The rise of the first generation middle class

Where the white middle class has developed over several generations, six out of ten black South Africans are the first generation to achieve this status. In real terms this means that those in the established middle-class (their predominantly non-black neighbours and those in similar positions at work) have been there a lot longer and have accumulated their wealth, capital, possessions and skills over the years. As a result the established middle class tend to have significantly lower levels of debt and are a lot less vulnerable if they lose their jobs or face interest rate hikes, petrol price rises or even e-toll fees!  

For those who are first generation middle class the distance between where they are now and where they’ve come from is very narrow. It is too easy to fail and get swallowed back.

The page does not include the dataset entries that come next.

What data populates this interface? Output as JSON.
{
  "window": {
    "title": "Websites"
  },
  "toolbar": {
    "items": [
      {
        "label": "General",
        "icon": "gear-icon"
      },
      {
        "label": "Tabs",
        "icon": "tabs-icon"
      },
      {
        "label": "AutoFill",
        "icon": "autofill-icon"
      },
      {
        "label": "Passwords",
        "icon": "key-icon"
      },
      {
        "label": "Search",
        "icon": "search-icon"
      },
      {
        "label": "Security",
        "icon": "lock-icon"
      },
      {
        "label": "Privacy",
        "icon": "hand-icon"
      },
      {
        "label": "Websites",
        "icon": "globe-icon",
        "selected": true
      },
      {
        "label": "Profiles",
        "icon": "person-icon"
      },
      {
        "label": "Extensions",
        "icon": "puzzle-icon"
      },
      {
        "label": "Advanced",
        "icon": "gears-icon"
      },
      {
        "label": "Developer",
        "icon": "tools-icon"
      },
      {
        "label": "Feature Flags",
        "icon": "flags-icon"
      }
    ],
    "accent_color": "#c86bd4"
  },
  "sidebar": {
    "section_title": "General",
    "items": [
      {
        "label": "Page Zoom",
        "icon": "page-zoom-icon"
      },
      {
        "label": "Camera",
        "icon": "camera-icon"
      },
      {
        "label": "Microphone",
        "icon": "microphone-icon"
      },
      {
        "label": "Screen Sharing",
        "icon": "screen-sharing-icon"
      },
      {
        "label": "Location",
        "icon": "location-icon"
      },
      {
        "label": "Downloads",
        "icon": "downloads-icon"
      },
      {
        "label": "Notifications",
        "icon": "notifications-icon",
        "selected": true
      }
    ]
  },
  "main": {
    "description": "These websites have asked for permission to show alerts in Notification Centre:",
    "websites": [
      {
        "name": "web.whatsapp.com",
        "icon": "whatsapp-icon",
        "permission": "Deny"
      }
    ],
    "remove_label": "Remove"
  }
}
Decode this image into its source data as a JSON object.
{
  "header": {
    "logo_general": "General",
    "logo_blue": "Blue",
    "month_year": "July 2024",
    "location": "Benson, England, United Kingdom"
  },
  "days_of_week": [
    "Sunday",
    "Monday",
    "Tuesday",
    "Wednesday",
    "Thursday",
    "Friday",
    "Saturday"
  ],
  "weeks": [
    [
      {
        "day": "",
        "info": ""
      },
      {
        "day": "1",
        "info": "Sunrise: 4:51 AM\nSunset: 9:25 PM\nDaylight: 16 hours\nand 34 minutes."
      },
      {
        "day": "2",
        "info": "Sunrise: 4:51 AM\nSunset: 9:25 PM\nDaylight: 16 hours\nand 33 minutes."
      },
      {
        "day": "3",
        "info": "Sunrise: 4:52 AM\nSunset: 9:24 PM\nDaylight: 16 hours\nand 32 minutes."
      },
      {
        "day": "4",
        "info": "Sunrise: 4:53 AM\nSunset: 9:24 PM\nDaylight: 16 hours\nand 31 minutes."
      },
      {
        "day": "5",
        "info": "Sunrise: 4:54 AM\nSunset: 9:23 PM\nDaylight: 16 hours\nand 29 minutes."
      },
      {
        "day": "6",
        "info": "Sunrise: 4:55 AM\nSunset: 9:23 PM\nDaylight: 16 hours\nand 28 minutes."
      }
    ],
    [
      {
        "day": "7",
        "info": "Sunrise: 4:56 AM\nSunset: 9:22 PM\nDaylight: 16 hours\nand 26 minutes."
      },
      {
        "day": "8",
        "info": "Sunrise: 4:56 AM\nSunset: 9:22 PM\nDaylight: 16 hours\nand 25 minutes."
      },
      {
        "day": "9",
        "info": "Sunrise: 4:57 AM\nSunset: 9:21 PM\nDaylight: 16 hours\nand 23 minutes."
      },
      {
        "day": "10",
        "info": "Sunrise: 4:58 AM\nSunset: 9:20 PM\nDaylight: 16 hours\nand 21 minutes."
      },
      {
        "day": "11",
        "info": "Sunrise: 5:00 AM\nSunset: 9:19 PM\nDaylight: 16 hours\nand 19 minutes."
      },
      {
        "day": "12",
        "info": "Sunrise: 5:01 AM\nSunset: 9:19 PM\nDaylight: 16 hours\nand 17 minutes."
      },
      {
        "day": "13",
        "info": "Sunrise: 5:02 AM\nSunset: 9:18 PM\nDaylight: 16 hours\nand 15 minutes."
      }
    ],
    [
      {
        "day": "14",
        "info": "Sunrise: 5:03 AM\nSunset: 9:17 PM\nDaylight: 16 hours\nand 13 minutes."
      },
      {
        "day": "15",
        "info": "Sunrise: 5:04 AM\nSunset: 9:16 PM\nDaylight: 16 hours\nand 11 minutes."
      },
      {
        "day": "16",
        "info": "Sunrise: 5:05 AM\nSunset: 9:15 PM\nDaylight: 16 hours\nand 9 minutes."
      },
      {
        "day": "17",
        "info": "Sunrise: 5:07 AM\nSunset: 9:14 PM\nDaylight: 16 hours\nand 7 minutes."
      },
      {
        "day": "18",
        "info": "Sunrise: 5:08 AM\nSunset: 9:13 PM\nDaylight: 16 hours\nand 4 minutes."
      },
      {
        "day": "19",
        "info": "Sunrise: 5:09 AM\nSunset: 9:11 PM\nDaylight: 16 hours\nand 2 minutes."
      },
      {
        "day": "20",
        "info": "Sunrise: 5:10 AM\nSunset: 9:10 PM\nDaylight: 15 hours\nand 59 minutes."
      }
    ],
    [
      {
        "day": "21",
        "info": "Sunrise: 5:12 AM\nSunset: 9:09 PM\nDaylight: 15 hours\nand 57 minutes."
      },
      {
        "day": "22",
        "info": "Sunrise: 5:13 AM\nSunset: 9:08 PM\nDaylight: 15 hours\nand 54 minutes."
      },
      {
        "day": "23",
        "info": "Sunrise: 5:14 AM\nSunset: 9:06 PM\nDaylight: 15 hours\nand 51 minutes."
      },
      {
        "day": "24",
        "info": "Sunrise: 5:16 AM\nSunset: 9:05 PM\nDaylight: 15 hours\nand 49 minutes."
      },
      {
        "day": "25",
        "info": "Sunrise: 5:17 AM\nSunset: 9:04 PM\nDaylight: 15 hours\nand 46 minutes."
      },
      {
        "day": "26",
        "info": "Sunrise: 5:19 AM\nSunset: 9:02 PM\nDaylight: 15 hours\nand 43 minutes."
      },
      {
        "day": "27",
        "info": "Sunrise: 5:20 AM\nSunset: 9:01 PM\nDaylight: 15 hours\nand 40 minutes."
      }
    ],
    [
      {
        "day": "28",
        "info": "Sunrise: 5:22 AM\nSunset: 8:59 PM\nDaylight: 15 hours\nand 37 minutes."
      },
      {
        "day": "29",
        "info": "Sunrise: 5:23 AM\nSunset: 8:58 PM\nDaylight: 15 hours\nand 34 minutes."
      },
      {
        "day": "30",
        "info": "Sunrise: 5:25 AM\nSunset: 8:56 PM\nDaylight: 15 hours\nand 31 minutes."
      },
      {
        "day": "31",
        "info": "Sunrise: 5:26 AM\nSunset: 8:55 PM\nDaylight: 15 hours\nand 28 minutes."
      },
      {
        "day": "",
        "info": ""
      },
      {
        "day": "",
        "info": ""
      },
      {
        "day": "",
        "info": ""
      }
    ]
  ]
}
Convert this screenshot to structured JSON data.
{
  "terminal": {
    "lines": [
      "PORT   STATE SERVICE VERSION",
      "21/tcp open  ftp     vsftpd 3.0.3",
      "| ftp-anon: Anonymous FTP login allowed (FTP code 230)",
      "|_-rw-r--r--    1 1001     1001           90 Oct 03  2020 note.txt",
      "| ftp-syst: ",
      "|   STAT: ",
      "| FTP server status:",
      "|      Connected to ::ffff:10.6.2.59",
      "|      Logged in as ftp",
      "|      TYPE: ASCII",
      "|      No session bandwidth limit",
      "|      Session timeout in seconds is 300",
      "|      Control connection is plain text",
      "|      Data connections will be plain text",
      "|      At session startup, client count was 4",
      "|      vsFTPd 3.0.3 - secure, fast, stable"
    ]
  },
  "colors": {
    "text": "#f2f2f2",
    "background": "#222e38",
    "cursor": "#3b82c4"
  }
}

Two thirds say that they are paying for things they didn’t pay for previously (like education and medical care) and 38% that they often don’t have money to pay their accounts and bills. They have huge demands on their incomes: bonds, car repayments, fuel and electricity, rates and services, school fees, transport which have to be met each month leaving less and less for buying consumer goods and even food. 

Despite this, those in the first generation middle class remain positive and optimistic. The optimism that enabled them to make the leap into the middle class is clearly visible from their belief (84%) that: “It is possible to start out poor in this country, work hard and become rich”.  In consumer terms they tend to be brand and status conscious but not excessively so. They feel that they have power and control over their lives and that they can achieve whatever they set out to do. They find it exciting to live in a time of so much change with 75% saying that: “I am much more confident in my ability to use technology such as that on my cellphone or computer”. Most feel that their standard of living is better than that of their parents even though only 48% believe that the same will apply to their own children. Just over half say that they have more spending money than previously with almost six out of ten saying that their families are doing better financially and managing to save some money. 80% say they are cautious about getting into debt and prefer to save for the things they want and 90% are aware of the need to save and invest for the future. Even though most believe that the most qualified person should get a job or a position in a sports team almost three-quarters felt that they had benefited from affirmative action which “needs to continue for several years more”.

futurefact has been surveying the attitudes and beliefs of South Africans since 1998. The findings presented above are from futurefact 2013 which is based on a probability sample of 3,025 adults aged 15 years and over, living in communities of more than 500 people throughout South Africa representing 21.6 million adults.

If you would like to find out more about futurefact and its extensive attitudinal databases please contact Jos Kuper 082 904 9939 or check out www.futurefact.co.za

Published in The Media, February 2014